TAMPA, Fla. (WFLA) — Sean Motta and nine friends sailed from Tampa to the Florida Keys for the holidays.

“We decided to spend New Year’s Eve there, so 10 of us on four different boats went down,” said Motta, who has sailed since the age of 7. “It was a great trip. We had perfect weather down, beautiful sail down.”

While they were in the Dry Tortugas, the group witnessed boat after boat, packed with Cuban refugees landing on shore.

“We saw most of them make landfall. So, the Garden Key is the main Key there and then Loggerhead is a couple of miles away and we watched over a dozen rafts make landfall,” Motta said.

He was struck by how hard park rangers worked to handle the situation.

“The National Park Service just did the most fantastic job you could possibly imagine.
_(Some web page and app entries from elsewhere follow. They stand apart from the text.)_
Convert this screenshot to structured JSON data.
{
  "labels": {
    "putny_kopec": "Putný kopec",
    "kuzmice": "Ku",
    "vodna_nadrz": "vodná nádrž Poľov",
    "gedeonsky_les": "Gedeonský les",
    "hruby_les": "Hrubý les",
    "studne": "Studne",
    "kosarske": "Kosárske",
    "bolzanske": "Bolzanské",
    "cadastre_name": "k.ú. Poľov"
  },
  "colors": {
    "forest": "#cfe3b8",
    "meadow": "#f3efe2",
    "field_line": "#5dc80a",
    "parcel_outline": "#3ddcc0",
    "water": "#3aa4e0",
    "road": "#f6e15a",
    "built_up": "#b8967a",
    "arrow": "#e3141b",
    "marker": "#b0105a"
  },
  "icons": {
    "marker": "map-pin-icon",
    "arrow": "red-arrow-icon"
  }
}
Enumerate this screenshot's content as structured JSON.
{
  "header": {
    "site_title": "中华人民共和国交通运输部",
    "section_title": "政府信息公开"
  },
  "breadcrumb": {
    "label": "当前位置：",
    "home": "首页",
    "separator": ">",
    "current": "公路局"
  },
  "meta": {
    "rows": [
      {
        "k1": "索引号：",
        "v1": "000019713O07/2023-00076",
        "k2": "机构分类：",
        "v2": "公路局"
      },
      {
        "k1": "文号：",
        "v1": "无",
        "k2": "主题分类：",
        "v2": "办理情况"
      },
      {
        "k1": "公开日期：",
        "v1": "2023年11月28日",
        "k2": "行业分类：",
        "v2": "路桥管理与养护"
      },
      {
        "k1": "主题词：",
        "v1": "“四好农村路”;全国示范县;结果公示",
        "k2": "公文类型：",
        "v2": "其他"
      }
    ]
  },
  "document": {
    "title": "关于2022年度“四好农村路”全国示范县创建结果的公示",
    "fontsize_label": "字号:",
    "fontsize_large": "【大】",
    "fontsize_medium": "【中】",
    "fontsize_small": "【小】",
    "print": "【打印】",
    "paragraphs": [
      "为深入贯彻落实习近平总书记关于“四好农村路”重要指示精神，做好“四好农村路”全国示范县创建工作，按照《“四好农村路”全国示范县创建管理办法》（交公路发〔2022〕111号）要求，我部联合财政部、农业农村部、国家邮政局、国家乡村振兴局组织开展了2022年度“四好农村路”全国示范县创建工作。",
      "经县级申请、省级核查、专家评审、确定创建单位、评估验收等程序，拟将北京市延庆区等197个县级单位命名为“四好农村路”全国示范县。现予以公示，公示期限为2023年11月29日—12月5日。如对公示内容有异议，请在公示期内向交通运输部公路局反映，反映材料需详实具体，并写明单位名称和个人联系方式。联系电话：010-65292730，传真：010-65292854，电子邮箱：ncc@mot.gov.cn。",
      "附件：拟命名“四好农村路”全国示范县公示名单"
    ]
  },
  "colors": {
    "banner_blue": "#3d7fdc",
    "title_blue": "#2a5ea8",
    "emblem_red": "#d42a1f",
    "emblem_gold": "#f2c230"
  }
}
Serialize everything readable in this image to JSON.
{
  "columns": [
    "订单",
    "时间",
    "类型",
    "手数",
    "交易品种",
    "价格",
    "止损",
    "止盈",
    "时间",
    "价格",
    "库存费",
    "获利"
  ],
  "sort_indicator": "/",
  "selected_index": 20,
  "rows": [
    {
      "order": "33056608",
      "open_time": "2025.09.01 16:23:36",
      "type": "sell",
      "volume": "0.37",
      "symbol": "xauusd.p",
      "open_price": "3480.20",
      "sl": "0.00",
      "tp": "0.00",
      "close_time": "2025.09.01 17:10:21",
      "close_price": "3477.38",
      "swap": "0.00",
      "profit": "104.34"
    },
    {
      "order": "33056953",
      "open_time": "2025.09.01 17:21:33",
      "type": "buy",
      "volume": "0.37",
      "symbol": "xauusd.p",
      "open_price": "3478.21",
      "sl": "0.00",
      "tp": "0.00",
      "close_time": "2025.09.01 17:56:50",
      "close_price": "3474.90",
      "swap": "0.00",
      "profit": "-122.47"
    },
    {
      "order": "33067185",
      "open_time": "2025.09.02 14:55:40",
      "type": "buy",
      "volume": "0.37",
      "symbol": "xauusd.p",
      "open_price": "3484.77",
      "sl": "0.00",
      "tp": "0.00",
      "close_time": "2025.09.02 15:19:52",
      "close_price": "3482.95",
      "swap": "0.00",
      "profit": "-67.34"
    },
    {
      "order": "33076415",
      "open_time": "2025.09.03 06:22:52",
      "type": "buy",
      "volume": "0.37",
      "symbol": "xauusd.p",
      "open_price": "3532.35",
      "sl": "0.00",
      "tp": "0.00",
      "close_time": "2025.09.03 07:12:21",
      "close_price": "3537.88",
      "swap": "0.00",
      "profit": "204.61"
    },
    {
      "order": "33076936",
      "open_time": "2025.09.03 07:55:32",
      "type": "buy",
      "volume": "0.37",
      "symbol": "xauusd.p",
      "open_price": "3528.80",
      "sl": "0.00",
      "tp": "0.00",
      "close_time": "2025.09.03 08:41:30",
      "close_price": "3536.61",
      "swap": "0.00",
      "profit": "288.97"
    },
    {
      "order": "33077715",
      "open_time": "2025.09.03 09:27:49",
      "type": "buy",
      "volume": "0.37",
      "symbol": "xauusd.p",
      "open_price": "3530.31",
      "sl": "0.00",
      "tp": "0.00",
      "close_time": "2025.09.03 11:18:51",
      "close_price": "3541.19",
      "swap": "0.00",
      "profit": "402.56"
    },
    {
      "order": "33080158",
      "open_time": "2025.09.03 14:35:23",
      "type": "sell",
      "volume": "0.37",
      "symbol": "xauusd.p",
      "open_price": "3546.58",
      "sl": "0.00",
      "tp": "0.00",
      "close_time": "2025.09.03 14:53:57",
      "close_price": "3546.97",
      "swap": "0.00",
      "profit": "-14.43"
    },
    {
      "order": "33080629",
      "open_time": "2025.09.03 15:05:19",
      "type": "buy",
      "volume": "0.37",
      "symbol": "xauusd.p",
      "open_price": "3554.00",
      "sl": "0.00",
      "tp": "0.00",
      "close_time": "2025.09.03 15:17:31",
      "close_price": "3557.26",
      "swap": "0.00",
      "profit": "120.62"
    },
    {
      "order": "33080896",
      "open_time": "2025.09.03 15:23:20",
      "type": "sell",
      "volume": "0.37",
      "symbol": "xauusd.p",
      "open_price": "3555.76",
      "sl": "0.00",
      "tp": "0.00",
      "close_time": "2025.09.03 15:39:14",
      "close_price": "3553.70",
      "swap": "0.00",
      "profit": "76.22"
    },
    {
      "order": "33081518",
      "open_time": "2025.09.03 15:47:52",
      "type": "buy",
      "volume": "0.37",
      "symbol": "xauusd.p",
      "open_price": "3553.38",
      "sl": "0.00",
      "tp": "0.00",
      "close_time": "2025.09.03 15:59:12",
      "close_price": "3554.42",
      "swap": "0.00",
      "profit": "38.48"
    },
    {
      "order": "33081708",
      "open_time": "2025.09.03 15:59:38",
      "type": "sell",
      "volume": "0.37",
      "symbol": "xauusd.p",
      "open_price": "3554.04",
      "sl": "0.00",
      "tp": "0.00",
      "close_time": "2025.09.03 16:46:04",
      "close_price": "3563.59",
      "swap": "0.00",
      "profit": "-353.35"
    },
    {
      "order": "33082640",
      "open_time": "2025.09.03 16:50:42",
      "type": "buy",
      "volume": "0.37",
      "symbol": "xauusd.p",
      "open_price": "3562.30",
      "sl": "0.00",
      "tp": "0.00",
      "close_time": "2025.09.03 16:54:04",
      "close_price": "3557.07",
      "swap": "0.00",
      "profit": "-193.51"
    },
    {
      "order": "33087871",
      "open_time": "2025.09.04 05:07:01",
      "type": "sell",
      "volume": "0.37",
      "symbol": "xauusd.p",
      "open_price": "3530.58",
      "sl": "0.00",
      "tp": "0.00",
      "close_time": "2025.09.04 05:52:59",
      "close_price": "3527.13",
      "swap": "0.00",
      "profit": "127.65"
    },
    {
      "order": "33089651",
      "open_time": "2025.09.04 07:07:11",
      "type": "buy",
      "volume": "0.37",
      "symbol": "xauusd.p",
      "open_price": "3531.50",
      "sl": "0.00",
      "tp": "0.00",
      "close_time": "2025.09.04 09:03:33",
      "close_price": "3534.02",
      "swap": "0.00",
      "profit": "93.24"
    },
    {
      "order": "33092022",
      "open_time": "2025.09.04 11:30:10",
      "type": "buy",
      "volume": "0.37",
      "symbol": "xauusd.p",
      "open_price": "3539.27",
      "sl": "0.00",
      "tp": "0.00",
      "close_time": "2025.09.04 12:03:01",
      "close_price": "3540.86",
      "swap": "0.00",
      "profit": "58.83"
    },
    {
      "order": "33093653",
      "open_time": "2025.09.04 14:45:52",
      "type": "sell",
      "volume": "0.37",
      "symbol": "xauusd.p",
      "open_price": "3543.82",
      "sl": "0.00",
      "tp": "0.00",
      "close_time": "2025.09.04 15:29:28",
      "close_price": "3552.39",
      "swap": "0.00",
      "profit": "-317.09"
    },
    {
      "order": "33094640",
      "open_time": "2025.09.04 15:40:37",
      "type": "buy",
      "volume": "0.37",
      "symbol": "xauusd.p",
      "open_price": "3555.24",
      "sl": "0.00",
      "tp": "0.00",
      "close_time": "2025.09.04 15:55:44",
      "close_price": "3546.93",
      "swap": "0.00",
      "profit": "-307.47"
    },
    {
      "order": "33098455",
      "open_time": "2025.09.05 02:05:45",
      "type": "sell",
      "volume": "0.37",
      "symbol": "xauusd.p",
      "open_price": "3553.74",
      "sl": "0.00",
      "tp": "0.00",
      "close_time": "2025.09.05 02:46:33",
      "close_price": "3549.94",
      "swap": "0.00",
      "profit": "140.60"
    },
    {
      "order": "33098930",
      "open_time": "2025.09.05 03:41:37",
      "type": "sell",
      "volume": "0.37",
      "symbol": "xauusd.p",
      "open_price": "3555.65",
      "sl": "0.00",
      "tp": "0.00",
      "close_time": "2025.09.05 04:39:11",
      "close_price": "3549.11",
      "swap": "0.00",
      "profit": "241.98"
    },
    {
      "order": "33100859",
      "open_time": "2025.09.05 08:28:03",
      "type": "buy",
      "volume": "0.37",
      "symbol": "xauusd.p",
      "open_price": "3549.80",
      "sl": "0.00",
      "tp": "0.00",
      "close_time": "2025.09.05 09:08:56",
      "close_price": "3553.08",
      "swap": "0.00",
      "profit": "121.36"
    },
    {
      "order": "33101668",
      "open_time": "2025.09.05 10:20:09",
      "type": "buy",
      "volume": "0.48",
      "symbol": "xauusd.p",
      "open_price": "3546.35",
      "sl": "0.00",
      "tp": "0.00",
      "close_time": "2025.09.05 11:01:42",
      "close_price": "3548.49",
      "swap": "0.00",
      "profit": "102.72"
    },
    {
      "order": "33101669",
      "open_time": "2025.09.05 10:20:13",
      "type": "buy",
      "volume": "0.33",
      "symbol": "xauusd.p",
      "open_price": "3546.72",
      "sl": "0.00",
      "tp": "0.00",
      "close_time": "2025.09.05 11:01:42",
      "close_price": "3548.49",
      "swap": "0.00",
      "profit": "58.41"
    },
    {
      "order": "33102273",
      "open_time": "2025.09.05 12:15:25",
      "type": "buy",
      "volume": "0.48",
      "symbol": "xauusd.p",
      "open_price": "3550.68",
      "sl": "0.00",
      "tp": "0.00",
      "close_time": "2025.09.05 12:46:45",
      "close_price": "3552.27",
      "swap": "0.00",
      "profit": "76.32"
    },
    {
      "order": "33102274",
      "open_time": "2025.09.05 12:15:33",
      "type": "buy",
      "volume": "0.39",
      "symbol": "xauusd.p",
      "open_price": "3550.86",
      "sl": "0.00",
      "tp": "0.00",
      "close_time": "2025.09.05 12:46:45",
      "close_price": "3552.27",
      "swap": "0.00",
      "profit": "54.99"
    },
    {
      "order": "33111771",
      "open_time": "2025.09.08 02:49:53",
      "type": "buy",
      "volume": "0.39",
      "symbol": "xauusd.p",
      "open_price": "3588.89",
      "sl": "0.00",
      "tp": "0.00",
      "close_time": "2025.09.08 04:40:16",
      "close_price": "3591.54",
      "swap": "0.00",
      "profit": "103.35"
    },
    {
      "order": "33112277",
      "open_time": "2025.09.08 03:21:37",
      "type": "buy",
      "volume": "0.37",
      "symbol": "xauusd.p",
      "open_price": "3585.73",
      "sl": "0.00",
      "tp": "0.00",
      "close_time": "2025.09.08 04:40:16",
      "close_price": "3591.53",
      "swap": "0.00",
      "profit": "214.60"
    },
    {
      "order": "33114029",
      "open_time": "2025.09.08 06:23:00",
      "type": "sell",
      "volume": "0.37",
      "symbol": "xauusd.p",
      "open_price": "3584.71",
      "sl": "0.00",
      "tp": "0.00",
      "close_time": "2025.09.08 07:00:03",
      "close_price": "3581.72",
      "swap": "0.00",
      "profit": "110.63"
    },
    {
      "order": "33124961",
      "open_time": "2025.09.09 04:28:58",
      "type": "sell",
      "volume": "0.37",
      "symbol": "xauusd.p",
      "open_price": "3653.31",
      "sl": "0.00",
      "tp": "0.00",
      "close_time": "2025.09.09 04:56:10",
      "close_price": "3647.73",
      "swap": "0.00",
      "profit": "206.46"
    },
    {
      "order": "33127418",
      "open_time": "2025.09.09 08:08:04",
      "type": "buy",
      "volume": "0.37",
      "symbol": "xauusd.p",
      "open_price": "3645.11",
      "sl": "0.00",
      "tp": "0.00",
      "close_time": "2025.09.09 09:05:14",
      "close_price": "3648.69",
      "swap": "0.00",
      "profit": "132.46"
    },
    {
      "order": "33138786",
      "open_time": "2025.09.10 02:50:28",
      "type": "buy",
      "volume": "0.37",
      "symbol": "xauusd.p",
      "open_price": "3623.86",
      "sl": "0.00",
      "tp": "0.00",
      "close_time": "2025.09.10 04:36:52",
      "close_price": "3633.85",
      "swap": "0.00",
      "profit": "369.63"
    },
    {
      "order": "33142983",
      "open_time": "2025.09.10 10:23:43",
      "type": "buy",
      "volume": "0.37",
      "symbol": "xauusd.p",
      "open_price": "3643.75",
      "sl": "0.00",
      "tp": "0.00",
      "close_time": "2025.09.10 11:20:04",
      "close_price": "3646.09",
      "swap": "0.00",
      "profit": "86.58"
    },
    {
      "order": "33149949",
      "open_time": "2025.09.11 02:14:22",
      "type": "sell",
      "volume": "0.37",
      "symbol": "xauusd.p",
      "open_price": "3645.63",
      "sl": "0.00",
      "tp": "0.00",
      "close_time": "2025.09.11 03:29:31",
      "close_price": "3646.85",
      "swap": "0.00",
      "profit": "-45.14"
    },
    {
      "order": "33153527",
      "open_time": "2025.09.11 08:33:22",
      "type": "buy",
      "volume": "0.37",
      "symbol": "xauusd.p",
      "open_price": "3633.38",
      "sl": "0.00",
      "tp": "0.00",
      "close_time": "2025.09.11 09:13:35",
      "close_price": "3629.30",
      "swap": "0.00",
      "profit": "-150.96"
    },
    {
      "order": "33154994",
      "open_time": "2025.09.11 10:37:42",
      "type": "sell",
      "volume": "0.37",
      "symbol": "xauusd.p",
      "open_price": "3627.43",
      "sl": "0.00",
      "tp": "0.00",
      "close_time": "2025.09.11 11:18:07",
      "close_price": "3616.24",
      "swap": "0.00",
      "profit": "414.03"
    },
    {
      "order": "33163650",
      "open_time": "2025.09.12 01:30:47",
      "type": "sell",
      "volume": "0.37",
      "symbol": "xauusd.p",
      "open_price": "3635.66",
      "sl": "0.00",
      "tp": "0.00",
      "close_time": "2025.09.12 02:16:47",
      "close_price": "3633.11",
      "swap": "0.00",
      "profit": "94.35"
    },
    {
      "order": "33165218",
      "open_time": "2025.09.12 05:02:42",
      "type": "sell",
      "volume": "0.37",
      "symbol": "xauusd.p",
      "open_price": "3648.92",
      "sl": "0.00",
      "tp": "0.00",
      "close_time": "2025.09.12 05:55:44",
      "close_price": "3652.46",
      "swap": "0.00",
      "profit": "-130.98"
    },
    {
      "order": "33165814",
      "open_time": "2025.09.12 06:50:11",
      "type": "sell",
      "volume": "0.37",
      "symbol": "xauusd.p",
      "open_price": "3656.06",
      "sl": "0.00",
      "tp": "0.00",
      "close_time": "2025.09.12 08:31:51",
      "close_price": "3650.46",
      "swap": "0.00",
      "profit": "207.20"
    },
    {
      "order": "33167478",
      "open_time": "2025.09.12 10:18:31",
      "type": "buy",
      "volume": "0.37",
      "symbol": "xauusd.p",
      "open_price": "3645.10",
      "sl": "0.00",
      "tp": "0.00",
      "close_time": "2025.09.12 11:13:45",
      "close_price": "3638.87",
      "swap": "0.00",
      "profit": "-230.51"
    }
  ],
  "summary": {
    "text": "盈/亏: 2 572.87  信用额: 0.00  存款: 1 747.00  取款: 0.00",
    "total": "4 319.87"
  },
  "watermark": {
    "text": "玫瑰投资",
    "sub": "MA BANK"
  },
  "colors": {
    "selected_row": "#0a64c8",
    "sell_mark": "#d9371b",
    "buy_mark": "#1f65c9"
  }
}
They were bringing the people ashore, they gave them all basic medical, they had food and water for each of them, they were providing them food, looking after them,” Motta added.

Monroe County Sheriff Rick Ramsey said his agency was seeing a migrant landing every week or two, but now they are seeing two or three landings a day.

The Sheriff said his agency is overwhelmed, “There doesn’t seem to be a plan from the federal government. If I asked, I’m sure that they would say they have a plan but we would like to see it and they have it. It doesn’t seem to be working in this environment.”

Emily Wagner was part of the group sailing out of Tampa.

She said she noticed how many people were packed onto small boats to make the dangerous crossing from Cuba to the Keys.

“So you just sort of think that it must be their situation to undertake that risk,” Wagner said.